    /1/ Respondent's motion to add two exhibits to the parties'
 stipulation of facts is granted.  The General Counsel did not oppose the
 motion.
 
 
    /2/ Section 7116(a)(1) and (5) states in pertinent part:
 
          Sec. 7116.  Unfair labor practices
 
          (a) For the purpose of this chapter, it shall be an unfair
       labor practice for an agency--
 
          (1) to interfere with, restrain, or coerce any employee in the
       exercise by the employee of any right under this chapter;
 
                                  * * * *
 
          (5) to refuse to consult or negotiate in good faith with a
       labor organization as required by this chapter(.)
 
 
    /3/ These recognitions were granted under Executive Order 10988 which
 governed labor-management relations in the Executive branch of the
 Federal service at the time.  (Executive Order 10988 was replaced in
 1969 by Executive Order 11491, which was succeeded by the Statute.)
 Section 7135(a)(1) of the Statute authorizes the renewal or continuation
 of such units which came into existence prior to the effective date of
 the Statute.
 
          Section 7135(a)(1) of the Statute provides:
 
          Sec. 7135.  Continuation of existing laws, recognitions, and
       procedures
 
          (a) Nothing contained in this chapter shall preclude--
 
          (1) the renewal or continuation of an exclusive recognition,

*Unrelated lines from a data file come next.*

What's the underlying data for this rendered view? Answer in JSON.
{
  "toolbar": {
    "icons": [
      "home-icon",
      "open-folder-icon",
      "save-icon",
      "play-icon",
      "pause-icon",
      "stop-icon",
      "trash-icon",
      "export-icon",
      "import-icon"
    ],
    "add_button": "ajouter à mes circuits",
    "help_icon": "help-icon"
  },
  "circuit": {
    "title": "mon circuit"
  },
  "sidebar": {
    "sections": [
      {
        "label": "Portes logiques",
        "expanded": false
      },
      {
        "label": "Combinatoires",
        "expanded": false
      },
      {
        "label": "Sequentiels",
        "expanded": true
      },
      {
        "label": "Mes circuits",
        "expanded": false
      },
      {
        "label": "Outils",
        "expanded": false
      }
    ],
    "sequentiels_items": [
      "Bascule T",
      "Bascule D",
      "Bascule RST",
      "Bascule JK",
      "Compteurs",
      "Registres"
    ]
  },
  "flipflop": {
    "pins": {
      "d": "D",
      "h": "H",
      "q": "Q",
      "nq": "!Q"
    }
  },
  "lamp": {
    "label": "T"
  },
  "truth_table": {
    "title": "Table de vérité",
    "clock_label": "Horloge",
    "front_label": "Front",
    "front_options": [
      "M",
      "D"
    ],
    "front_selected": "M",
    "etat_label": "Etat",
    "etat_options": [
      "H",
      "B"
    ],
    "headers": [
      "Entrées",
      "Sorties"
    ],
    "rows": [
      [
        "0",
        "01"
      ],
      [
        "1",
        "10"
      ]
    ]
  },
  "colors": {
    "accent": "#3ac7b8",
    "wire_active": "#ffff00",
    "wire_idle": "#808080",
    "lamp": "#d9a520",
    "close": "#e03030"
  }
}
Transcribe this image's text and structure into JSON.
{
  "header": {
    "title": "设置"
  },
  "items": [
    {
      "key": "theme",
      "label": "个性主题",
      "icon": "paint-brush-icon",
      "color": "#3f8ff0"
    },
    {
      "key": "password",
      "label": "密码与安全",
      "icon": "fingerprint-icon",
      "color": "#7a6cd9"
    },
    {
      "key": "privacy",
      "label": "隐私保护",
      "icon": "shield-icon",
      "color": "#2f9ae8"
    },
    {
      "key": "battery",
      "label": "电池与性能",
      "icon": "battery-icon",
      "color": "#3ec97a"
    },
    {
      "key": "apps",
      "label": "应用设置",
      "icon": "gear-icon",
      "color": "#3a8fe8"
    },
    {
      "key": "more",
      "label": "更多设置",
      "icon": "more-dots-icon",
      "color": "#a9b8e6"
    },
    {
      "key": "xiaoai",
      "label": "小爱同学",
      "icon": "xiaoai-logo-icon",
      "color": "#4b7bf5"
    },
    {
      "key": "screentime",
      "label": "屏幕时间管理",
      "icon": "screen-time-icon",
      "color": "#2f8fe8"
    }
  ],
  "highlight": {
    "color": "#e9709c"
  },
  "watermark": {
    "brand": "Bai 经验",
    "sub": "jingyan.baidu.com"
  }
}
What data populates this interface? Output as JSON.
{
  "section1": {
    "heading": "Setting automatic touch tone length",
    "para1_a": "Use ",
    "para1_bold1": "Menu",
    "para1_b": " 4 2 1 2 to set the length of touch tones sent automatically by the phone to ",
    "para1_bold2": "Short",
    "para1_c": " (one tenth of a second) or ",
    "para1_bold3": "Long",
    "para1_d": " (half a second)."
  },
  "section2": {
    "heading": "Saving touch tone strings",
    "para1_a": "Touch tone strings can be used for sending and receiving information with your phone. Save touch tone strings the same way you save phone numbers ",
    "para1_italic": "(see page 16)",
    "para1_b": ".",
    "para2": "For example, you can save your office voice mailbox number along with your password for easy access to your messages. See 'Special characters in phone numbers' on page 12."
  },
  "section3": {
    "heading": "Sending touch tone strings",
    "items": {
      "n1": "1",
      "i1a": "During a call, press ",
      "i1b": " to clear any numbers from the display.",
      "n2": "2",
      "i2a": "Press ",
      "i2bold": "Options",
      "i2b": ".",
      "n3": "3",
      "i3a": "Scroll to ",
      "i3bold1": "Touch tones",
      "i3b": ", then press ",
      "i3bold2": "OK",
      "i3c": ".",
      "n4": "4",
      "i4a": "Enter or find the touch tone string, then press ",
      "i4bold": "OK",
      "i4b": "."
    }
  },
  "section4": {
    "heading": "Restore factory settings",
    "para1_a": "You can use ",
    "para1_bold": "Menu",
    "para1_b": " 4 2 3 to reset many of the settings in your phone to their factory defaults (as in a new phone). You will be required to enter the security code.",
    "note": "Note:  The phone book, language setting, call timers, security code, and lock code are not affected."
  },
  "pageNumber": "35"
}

       certification of an exclusive representative, or a lawful
       agreement between an agency and an exclusive representative of its
       employees, which is entered into before the effective date of this
       chapter(.)
 
 
    /4/ In United States Department of Justice, United States Immigration
 and Naturalization Service, 9 FLRA 253 (1982), petition dismissed sub
 nom. Int'l. Bhd. of Police Officers v. FLRA, 727 F.2d 481 (5th Cir.
 1984), the Authority set aside the results of an election held between
 the Border Patrol Council and a rival petitioning labor organization and
 ordered that a second election be held.  To date, the second election
 has not been held and the question concerning representation has not yet
 been resolved.
 
 
    /5/